“Companies could use extremely specific criteria to find the person they want. They could query for verified credentials, experience, availability and even personality types,” suggests Kyle Kemper, Executive Director of the Blockchain Association of Canada. “Candidates that match would then receive a push notification and choose to accept or reject the offering.”
Underpin work contracts
The technology can be used to underpin work contracts, using so-called ‘smart contracts’. “Why would you have bits of paper and manual delivery of contracts, where it requires a human being to decide if that contract has been fulfilled or not?” asks Raj Mody, Partner in PwC’s HR consulting business. “You could make contracts programmatic so there are certain actions based on whether certain conditions have been fulfilled, so you might pay your employees’ bonuses based on the operation of smart contracts.”
This could prove to be the most revolutionary area, believes Gareth Brown, Senior Manager in Deloitte’s human capital consulting business. “The ability to switch on and off a contract with any individual employer, and to be able to define upfront the terms you’re working with, might be quite appealing to people but also to employers, because they’re not having to bring them into payroll systems and go through protracted procurement processes,” he adds.
The potential for disruption extends to the recording of all employee information. “Before you even get a job offer, you have to go through a series of interviews and some form of qualification and validation process,” says Mody. “You then get on-boarded and there may be additional tasks you need to complete, whether it’s training records or compliance questionnaires, and that information would be collated.”
“That whole process and data requires many different parties to interact, and this all carries on until eventually you exit, when there might be a handover and the whole process has to renew.
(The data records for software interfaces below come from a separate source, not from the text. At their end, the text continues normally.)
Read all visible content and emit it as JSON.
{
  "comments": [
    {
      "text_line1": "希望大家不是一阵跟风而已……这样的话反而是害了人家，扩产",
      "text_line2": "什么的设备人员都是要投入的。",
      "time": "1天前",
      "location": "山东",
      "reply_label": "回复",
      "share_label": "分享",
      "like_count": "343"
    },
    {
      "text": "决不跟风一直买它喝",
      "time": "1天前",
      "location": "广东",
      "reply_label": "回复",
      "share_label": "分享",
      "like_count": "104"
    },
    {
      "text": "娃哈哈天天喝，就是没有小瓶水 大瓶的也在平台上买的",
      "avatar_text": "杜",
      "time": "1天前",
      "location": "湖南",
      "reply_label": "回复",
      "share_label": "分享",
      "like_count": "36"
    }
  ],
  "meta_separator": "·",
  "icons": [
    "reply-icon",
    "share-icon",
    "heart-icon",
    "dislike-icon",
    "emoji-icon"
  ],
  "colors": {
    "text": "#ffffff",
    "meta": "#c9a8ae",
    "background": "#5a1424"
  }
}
Blockchain could radically simplify the experience that HR functions have today.”
Blockchain could also be used in payroll. “That’s probably a bit further down the line but there are examples already, built on the premise that the Bitcoin and cryptocurrency market is stable enough to run payroll on it,” says Brown. “In the longer term, if those markets stabilize, I would imagine we would see more blockchain-enabled payroll technology.”
But, any move in this direction would need to be highly secure and tested before organizations are prepared to use it for this purpose, believes Carter. “In Hays’ case, we would have to be 100% satisfied in the stability and security of any system before we implemented it – we’re dealing with people’s livelihoods and identities,” she says. “At the moment it’s a case of closely watching it as the technology evolves, understanding what technology is being delivered, how trust is being built and looking at how that could potentially impact our world.”
Learn more in the latest Hays Journal.